To gesture toward a conclusion, I would like to consider what it is to be an irreparable thing passing the time at The Art Institute of Chicago, where it matters little to none whether or not us humans are present, save for the potential absence or presence of our dead flesh-components falling to rest with these assemblages’ surfaces. Turning to one piece in particular, Untitled (1987, Bassano in Teverina), it becomes clear that these assemblages are not for us, but rather are, themselves, only for each other. Untitled is the largest assemblage on display, with a wooden base that dominates the majority of the structure. On the base is a trapezoidal piece of wood and atop it is nailed, plastered, and glued a rectangular wooden board. At each crease, where the components have been attached, are globs of white stuff, of plaster. Looking at a twenty-year-old photograph of the assemblage from the Catalogue Raisonné of Sculpture (1997), I notice that the piece has clearly aged where these creases and stuff are present. But, more than aged, this stuff appears to be growing, like the hardly noticeable slow growth of bathroom now non-corners. I’m unhinged by the simultaneous abject horror and humour of the impending passivity of this assemblage’s incredible thing-power. Or, as Timothy Morton writes: “They are here … waiting” (190). Although, regardless of my specific existential response to this appearance of growth, what’s most notable is that the growth appears at the imperceptible gaps where the components attach. This stuff is a material trace of a medial capacity, emergent from these components being together. Whatever it is that grows, modulates, and excretes in these gaps is not proper to any of these particular things, but is rather the material of their mutual belonging. I can’t help but consider the molecular particles of stuff that these assemblages trade with another, exchanging ephemeral components, whilst waiting in their messianic thingness.

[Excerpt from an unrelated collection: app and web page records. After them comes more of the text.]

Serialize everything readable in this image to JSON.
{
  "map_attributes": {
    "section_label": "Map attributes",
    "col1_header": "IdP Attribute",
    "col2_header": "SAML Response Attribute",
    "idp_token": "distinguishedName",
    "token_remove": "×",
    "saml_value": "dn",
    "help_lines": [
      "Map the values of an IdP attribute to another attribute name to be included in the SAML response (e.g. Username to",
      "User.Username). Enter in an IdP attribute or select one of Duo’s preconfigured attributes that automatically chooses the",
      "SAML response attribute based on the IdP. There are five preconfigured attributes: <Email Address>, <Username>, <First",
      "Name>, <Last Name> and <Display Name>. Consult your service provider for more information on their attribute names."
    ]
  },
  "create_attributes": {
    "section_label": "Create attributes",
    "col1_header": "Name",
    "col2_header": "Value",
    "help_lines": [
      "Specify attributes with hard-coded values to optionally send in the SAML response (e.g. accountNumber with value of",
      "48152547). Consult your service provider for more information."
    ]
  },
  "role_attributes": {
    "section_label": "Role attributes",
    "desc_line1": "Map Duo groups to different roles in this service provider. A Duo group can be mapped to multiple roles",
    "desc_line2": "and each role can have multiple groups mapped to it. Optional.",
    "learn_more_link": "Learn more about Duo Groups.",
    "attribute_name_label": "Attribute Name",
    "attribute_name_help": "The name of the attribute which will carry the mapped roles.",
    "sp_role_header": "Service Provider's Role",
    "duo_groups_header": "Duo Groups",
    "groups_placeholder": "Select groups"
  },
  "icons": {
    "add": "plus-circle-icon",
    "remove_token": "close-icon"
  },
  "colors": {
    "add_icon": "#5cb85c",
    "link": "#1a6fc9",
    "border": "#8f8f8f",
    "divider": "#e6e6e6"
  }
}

*Certain remainders from The Art Institute of Chicago’s congregation of Twombly’s assemblages have gone unnamed. They are: Untitled (Bassano, 1989), Untitled (Rome, 1985-95), To (F.P.) The Keeper of Sheep (Jupiter Island, 1992).
References Agamben, Giorgio. The Coming Community. Translated by Michael Hardt, University of Minnesota Press, 1990. Agamben, Giorgio. “Falling Beauty.” Cy Twombly: Sculptures 1992–2005, Alte Pinakothek Munchen, 2006, 12-15. Danto, Arthur. “Monuments of a Metamorphoses: The Sculptures of Cy Twombly.” Cy Twombly: A Catalogue Raisonné of Sculpture, edited by Nicola del Roscio, 1997. Joseph, Brandon. Random Order: Robert Rauschenberg and the Neo-Avant-Garde. MIT Press, 2003. Nesin, Kate. Twombly’s Things. Yale University Press, 2014. Morton, Timothy. “They are Here.” The Nonhuman Turn, edited by Richard Grusin, University of Minnesota Press, 2015, 167-192.